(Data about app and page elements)
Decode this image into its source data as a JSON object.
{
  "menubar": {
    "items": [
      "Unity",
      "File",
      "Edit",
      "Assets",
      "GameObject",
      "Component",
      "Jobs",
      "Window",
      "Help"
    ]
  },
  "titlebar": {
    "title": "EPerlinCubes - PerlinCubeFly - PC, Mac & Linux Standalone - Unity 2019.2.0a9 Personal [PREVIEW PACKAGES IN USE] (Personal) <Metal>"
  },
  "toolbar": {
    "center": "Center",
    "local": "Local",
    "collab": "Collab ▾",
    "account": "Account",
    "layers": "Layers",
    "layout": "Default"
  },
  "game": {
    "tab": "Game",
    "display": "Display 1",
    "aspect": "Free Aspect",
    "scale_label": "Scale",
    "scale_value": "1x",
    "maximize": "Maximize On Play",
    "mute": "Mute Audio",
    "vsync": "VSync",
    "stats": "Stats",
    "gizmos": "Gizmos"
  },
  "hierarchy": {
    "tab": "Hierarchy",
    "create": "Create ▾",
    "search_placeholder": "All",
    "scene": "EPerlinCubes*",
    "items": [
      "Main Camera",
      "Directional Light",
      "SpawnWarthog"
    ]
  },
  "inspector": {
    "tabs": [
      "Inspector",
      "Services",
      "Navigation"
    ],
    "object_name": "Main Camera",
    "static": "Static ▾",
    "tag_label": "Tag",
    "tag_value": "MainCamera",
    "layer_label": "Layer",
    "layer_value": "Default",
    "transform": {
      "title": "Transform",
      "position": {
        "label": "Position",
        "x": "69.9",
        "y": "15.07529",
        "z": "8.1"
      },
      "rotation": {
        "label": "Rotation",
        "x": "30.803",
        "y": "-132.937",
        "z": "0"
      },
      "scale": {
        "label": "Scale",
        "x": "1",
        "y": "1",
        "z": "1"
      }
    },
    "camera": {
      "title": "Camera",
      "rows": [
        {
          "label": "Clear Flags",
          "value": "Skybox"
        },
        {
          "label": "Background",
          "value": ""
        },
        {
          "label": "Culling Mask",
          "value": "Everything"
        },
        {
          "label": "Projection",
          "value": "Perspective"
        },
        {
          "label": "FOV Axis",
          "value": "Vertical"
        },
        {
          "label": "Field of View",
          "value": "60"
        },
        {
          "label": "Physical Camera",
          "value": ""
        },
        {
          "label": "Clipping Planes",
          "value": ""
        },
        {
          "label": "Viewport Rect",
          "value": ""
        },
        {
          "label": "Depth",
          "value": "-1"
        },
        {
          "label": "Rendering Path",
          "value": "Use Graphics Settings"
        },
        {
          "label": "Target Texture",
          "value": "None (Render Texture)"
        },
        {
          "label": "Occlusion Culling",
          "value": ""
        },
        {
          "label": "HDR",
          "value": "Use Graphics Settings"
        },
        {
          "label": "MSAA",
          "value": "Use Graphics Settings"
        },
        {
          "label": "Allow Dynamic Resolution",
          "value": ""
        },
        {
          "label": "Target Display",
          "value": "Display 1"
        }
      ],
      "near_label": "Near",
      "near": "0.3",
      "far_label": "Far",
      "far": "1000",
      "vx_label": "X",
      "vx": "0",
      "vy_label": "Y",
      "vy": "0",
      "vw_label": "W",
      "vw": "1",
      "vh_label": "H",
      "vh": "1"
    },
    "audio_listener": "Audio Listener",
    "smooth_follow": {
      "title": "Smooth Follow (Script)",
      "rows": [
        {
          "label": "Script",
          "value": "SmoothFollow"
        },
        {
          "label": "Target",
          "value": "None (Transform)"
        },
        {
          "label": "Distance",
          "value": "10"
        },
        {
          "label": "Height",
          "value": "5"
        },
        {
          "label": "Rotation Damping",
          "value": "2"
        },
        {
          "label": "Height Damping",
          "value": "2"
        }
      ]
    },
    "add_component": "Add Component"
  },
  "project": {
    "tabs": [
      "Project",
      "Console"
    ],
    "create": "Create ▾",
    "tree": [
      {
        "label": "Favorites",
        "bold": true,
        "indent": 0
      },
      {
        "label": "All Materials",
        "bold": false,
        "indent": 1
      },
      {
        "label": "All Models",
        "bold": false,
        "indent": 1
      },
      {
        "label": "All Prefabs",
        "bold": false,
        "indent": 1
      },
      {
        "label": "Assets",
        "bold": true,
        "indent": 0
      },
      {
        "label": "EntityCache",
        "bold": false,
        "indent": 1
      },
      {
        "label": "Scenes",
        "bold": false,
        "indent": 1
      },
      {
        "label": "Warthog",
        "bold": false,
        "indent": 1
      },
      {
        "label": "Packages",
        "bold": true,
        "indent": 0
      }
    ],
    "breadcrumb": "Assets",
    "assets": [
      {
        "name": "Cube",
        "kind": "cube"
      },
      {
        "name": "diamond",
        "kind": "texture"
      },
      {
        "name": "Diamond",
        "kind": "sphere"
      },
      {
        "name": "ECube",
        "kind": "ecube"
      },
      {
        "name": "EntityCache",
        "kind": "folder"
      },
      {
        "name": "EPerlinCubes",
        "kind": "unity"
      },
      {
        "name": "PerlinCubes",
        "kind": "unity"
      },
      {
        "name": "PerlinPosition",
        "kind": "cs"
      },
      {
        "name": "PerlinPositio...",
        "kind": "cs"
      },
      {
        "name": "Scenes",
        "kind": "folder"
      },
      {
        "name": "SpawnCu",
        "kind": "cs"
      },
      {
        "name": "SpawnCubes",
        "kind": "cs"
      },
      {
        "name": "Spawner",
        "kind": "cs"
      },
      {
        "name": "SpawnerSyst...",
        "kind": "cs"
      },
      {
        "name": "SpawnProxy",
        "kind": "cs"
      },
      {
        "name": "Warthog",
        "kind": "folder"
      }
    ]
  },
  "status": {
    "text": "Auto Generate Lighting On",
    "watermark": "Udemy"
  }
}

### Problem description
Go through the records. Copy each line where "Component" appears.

### Finished task
      "Component",
    "add_component": "Add Component"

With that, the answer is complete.